Lieber and Press might also have examined (or at least evoked) the obvious question as tohow states might be deterred from providing terrorists with other types of military equipment? What determines the level of funding or types of equipment a state will provide a non-state actor? Overall, however, this is a very well written article with persuasive arguments that are supported by credible evidence that could also be used to examine the question just mentioned. As the authors point out, states need to be made much more aware of international detection and attribution capabilities and that support of terrorist organisations will not go by unpunished after a nuclear detonation. And the possible consequences of doing so might be articulated a little less vaguely.

In short, this article is a welcome contribution to our understanding of the reality of the likelihood of a nuclear attack by proxy. (Nuclear) terrorism has become the foundation of U.S. non-proliferation policy because of concerns that 1) new nuclear states will be less risk-averse to threatening or orchestrating a nuclear attack; 2) that nuclear material in such states will be less secure, and 3) that new nuclear states may be more likely to transfer such material to non-state actors. But as the authors demonstrate, assuming that the threatening state does not want to suffer a severe punitive attack by the United States and its allies, then it will make all the greatest possible efforts to prevent such groups from ever acquiring weaponizable nuclear material.

 

Christine M. Leah is a Stanton Post-doctoral Fellow in Nuclear Security at MIT. She was previously a visiting fellow at the Rajaratnam School of International Studies, a summer associate at the RAND Corporation, and a research intern at IISS-Asia, the Australian Strategic Policy Institute, IISS-London, and the French Ministry of Defense. She is an alumna of the Woodrow Wilson Nuclear Bootcamp, PPNT, and SWAMOS. Her research interests include nuclear strategy and proliferation in the Asia-Pacific, extended nuclear deterrence, and strategic studies. She received her Ph.D. from the Australian National University.

 

© Copyright 2013-2015 The Authors.
This work is licensed under a Creative Commons Attribution-NonCommercial-NoDerivs 3.0 United States License.

 

Notes

[1] “U.S. President Barack Obama Warns of Nuclear Terrorism”, BBC News. At: http://news.bbc.co.uk/2/hi/8614695.stm

[2] See for example, Jonathan Medalia “Nuclear Terrorism: A Brief Review of Threats and Responses,” CRS Report for Congress (Congressional Research Service, Washington, D.C. 2004)

[3] See for example, Matthew Bunn, “A Mathematical Model of the Risk of Nuclear Terrorism,” Annals of the American Academy of Political Science. Vol. 607 (September 2006), pp.103-120; Matthew Bunn and Anthony Wier, “Terrorist Nuclear Weapon Construction: How Difficult?,” Annals of the American Academy of Political and Social Science. Vol. 607 (September 2006), 133-149; Michael V. Hynes, John E. Peters and Joel Kvitky, “Denying Armageddon: Preventing Terrorist Use of Nuclear Weapons,” Annals of the American Academy of Political and Social Science, Vol. 607 (September 2006), 150-161

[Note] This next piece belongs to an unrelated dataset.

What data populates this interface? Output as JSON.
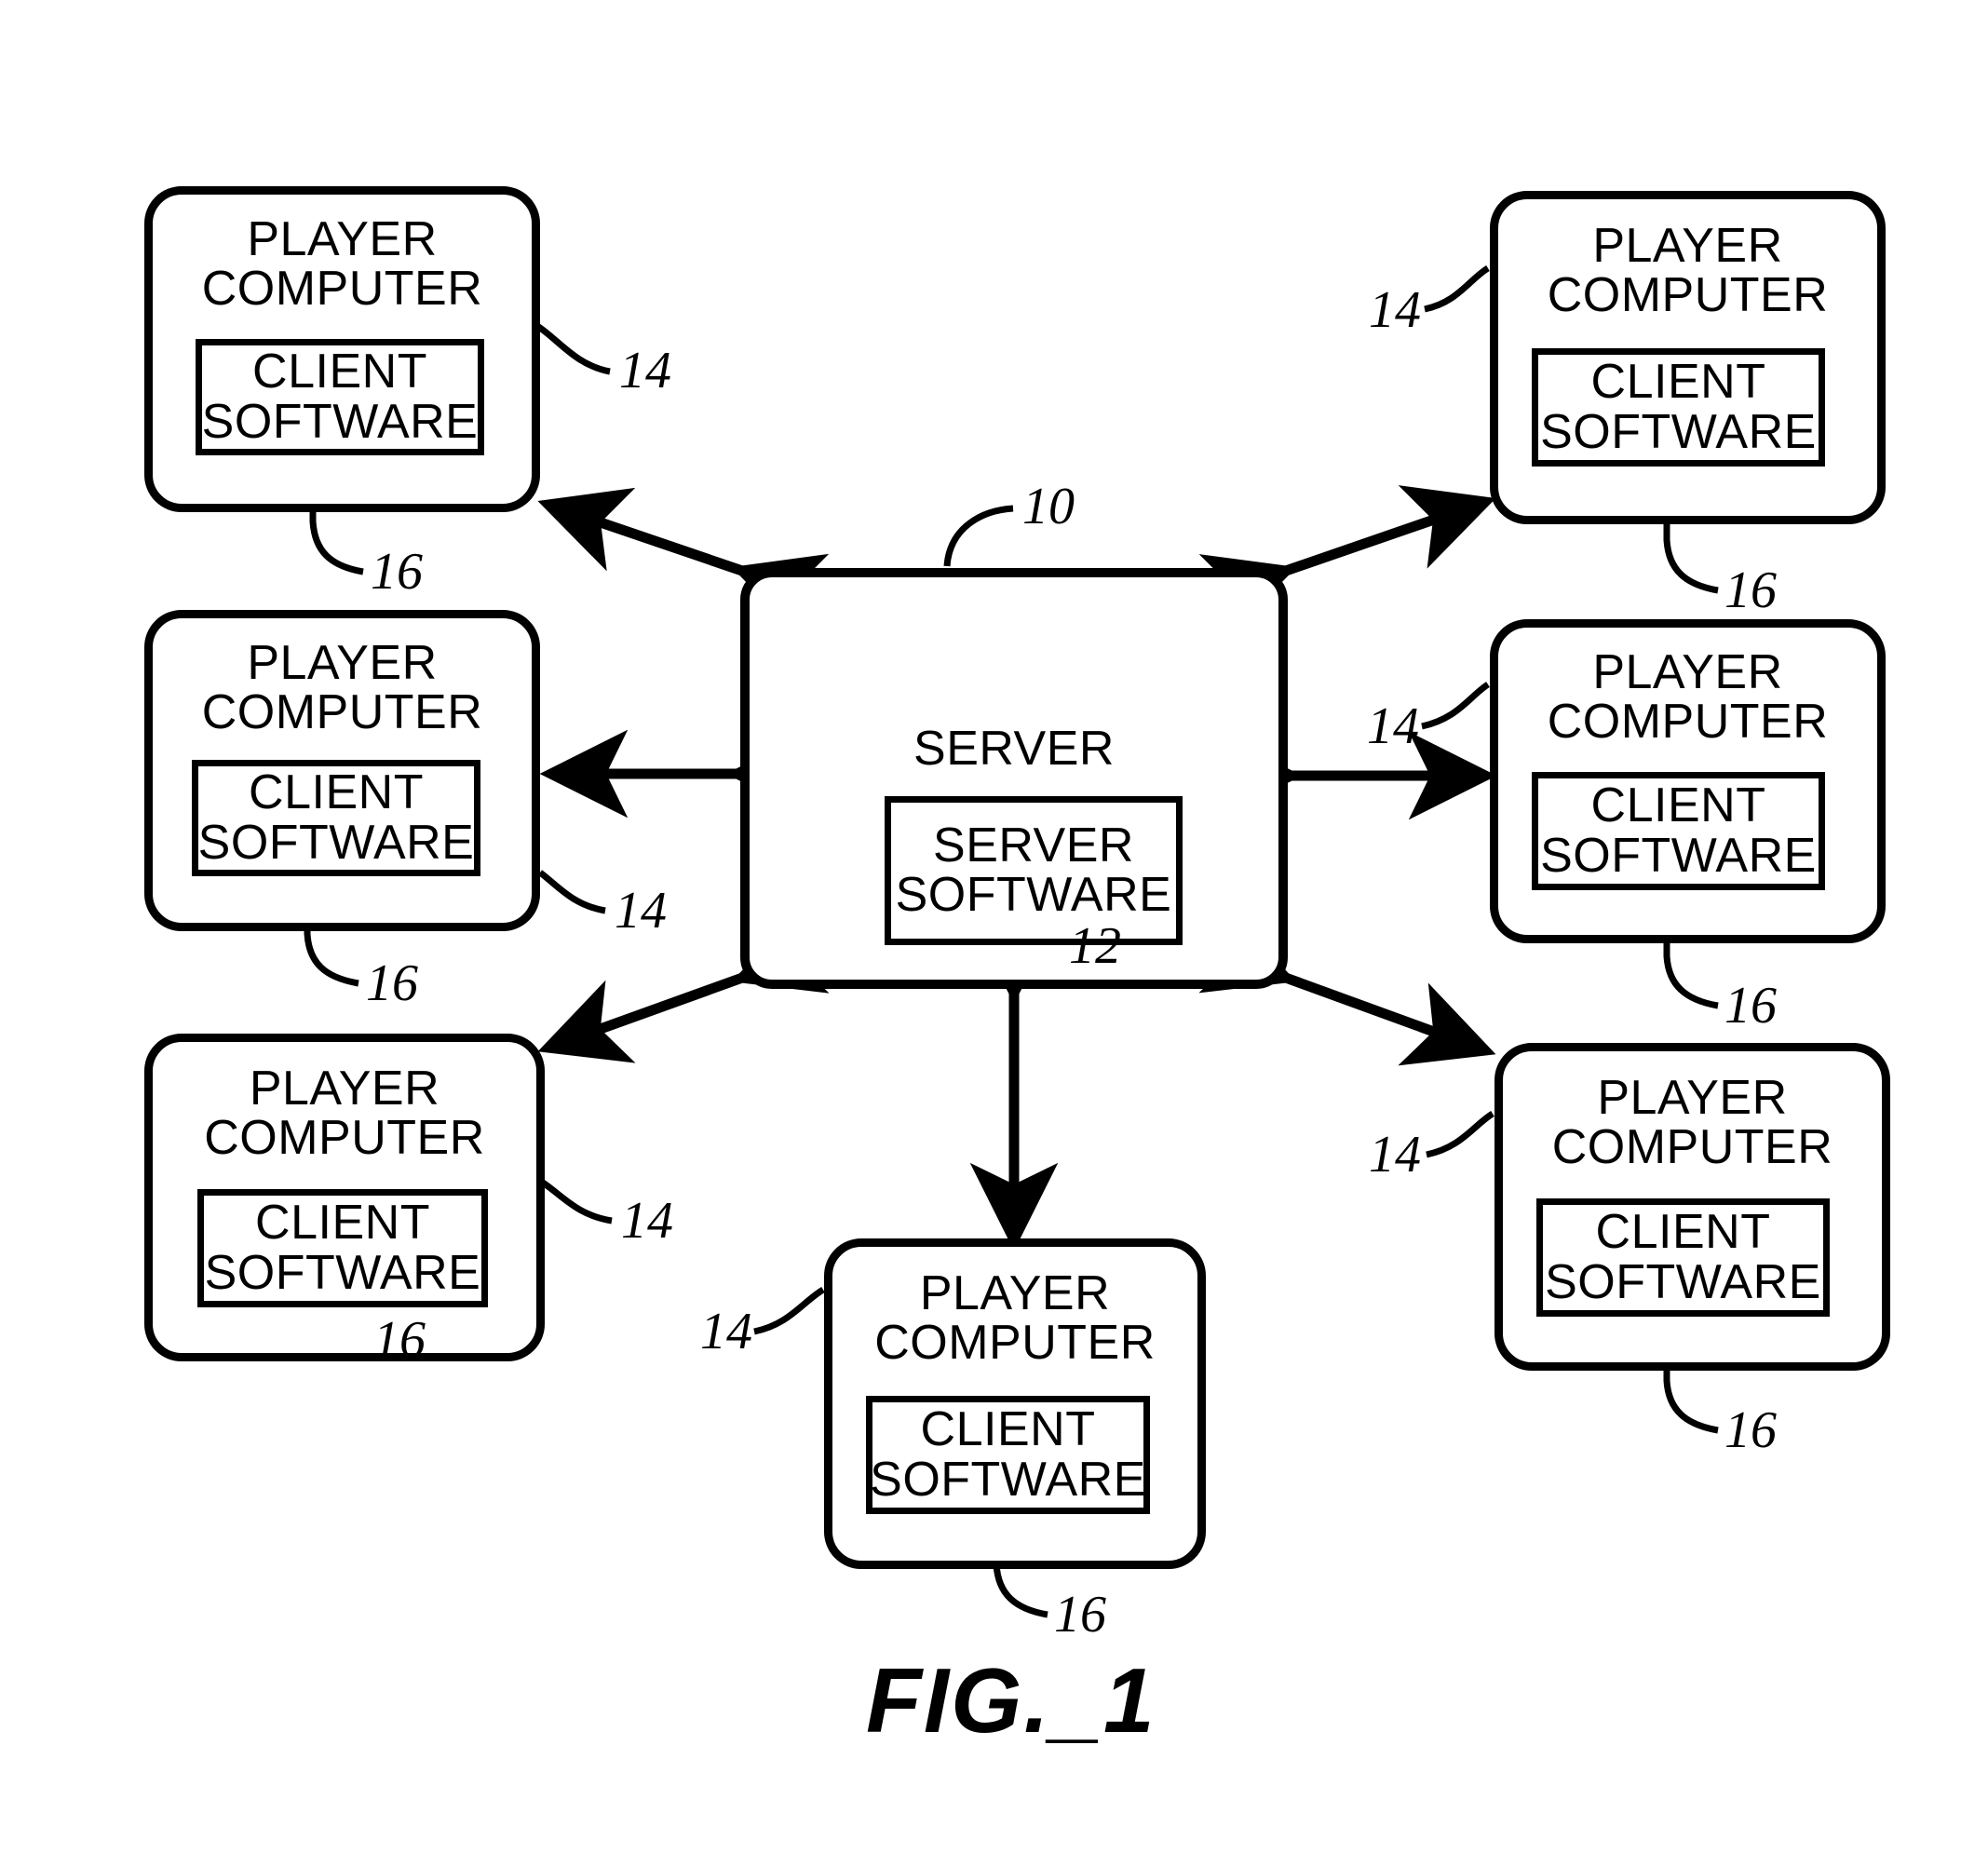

[4] Graham Allison, “Nuclear Deterrence in the Age of Nuclear Terrorism,” MIT Technology Review. 20 October, 2008.

[5] For an interesting overview of past assessments of the threat of nuclear terrorism, see Micah Zenko, “Intelligence Assessments of Nuclear Terrorism”, Annals of the American Academy of Political and Social Science, Vol.607 (September 2006), 87-102

[6] Peter Schwartz, “French President Threatens Nuclear Retaliation in the Event of a Terrorist Attack”. 21 January 2006. At: www.wsws.org/articles/2006/jan2006/chir-j21.shtml.

[7] Andrei Kokoshin, “A Nuclear Response to Nuclear Terror: Reflections of Nuclear Preemption.” Annals of the American Academy of Political Science, Vol. 607 (September 2006).

[8] Ibid.